This week, we focused on line—and drew with willow charcoal, which I really enjoyed. It was also the first time I’d drawn on an easel and in such a large format (A1).
The subject of all of the drawings below was a complex still life in the middle of the room made up of a chair, a stool, vases (on different-sized and shaped blocks), bottles, and a suspended frame and tennis racket.
For this, we took a cardboard frame (you can see part of it in the bottom-left of the photo) and chose a composition from the still life. We focused on that for a while, and then closed our eyes and visualised it. We did that a second time, and then, keeping our eyes shut and the composition in our minds, tried to draw it on the paper—totally by feel.
Although this was difficult, I enjoyed it. The aim was to strengthen our observational and visualisation skills, and turn off our inner critic, who can’t tell you you’ve drawn something wrong when they can’t see! The results were pretty abstract, but you might be able to make out a chair and a tennis racket in the forms. We did this exercise twice.
The second exercise was called slow, blind contour drawing. (I can’t remember whether the first exercise falls under the same category.) This time, we were allowed to keep our eyes open, but we weren’t allowed to look at the paper we were drawing on, or what our hands were doing. The idea was to very slowly let our eyes move along the lines of the forms and let our hands follow on the paper, to build hand-eye coordination.
This was actually much harder than the the first exercise, because I’m so used to looking back and forth between the subject and what my hand is doing when I draw. In fact, resisting the temptation was so hard for most of us that Matthew (our tutor) got us to hold up a sheet of paper to the side of our face so we couldn’t look sideways and see what we were doing!
I felt like the result of this exercise was worse than for the first one, but it was certainly more interesting. And, while I thought I was using the full width of the paper, I was only using about half for most of the drawing! I’ll have to keep practising this.
Something that Matthew emphasised with this exercise was to go super slow. Many of us finished sooner than the allotted 10 or 15 minutes because we were going to fast.
This was our final exercise, and this time we were allowed to look at both the subject and our hands and the paper. It was on card, rather than paper, like the first two exercises. We got an hour and fifteen minutes to do this in, which sounded like a long time when Matthew told us, but it actually went quite quickly.
For this, we had to use our kebab stick (from week 1) to assess angles and proportions. Matthew also told us not to be afraid to rub lines out with our fingers and redraw them. I really enjoyed this.
To begin with, the angles on either side of the top of my stool weren’t right, but Matthew gave me a quick lesson on perspective (vanishing points and the horizon line), which really helped. (Apparently, we’re going to go into perspective more in a future session.)

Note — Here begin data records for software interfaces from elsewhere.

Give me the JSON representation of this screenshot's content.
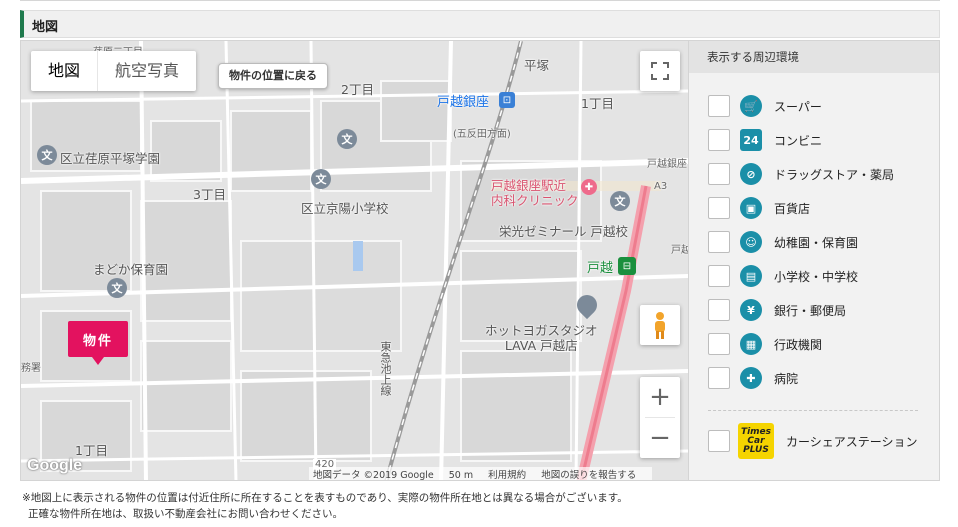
{
  "section": {
    "title": "地図"
  },
  "map": {
    "type_controls": {
      "map": "地図",
      "satellite": "航空写真"
    },
    "return_button": "物件の位置に戻る",
    "property_pin": "物件",
    "labels": {
      "town_name": "荏原二丁目",
      "hiratsuka": "平塚",
      "chome2": "2丁目",
      "chome1_top": "1丁目",
      "chome3": "3丁目",
      "chome1_bottom": "1丁目",
      "station": "戸越銀座",
      "gotanda_dir": "(五反田方面)",
      "station_small": "戸越銀座",
      "school1": "区立荏原平塚学園",
      "school2": "区立京陽小学校",
      "nursery": "まどか保育園",
      "clinic": "戸越銀座駅近\n内科クリニック",
      "seminar": "栄光ゼミナール 戸越校",
      "togoshi_station": "戸越",
      "togoshi_small": "戸越",
      "yoga": "ホットヨガスタジオ\nLAVA 戸越店",
      "railway": "東急池上線",
      "ward": "務署",
      "a3": "A3",
      "route": "420"
    },
    "attribution": {
      "data": "地図データ ©2019 Google",
      "scale": "50 m",
      "terms": "利用規約",
      "report": "地図の誤りを報告する"
    },
    "logo": "Google"
  },
  "panel": {
    "heading": "表示する周辺環境",
    "options": [
      {
        "label": "スーパー",
        "icon": "cart-icon",
        "glyph": "🛒"
      },
      {
        "label": "コンビニ",
        "icon": "convenience-store-icon",
        "glyph": "24"
      },
      {
        "label": "ドラッグストア・薬局",
        "icon": "pill-icon",
        "glyph": "⊘"
      },
      {
        "label": "百貨店",
        "icon": "shopping-bag-icon",
        "glyph": "▣"
      },
      {
        "label": "幼稚園・保育園",
        "icon": "nursery-icon",
        "glyph": "☺"
      },
      {
        "label": "小学校・中学校",
        "icon": "school-bag-icon",
        "glyph": "▤"
      },
      {
        "label": "銀行・郵便局",
        "icon": "bank-icon",
        "glyph": "¥"
      },
      {
        "label": "行政機関",
        "icon": "clipboard-icon",
        "glyph": "▦"
      },
      {
        "label": "病院",
        "icon": "hospital-icon",
        "glyph": "✚"
      }
    ],
    "carshare": {
      "label": "カーシェアステーション",
      "logo_text": "Times\nCar\nPLUS"
    }
  },
  "notes": [
    "※地図上に表示される物件の位置は付近住所に所在することを表すものであり、実際の物件所在地とは異なる場合がございます。",
    "正確な物件所在地は、取扱い不動産会社にお問い合わせください。"
  ]
}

I thoroughly enjoyed this session—particular standing, working larger, and getting my hands dirty with the charcoal. I was also pretty happy with what I achieved for the final exercise.
Matthew’s tips for working with charcoal
- Don’t hold the stick like a pencil. Hold it loosely, near the end furthest from the one you’re going to draw with.
- Use your shoulder/whole body, not just your wrist, to draw.
- Push, and release. Push, and release.
- Occasionally turn the stick so you don’t end up with a flat tip.
- Don’t use an eraser, because you’ll tend to just draw the line in the same place again.
- Don’t be afraid to rub out lines and make a mess. It can add character to a drawing and show vulnerability.
- Try to avoid putting your hand on the paper (unless it’s intentional), or you’ll smudge your drawing.
This Wednesday coming, we’re going to work on tone.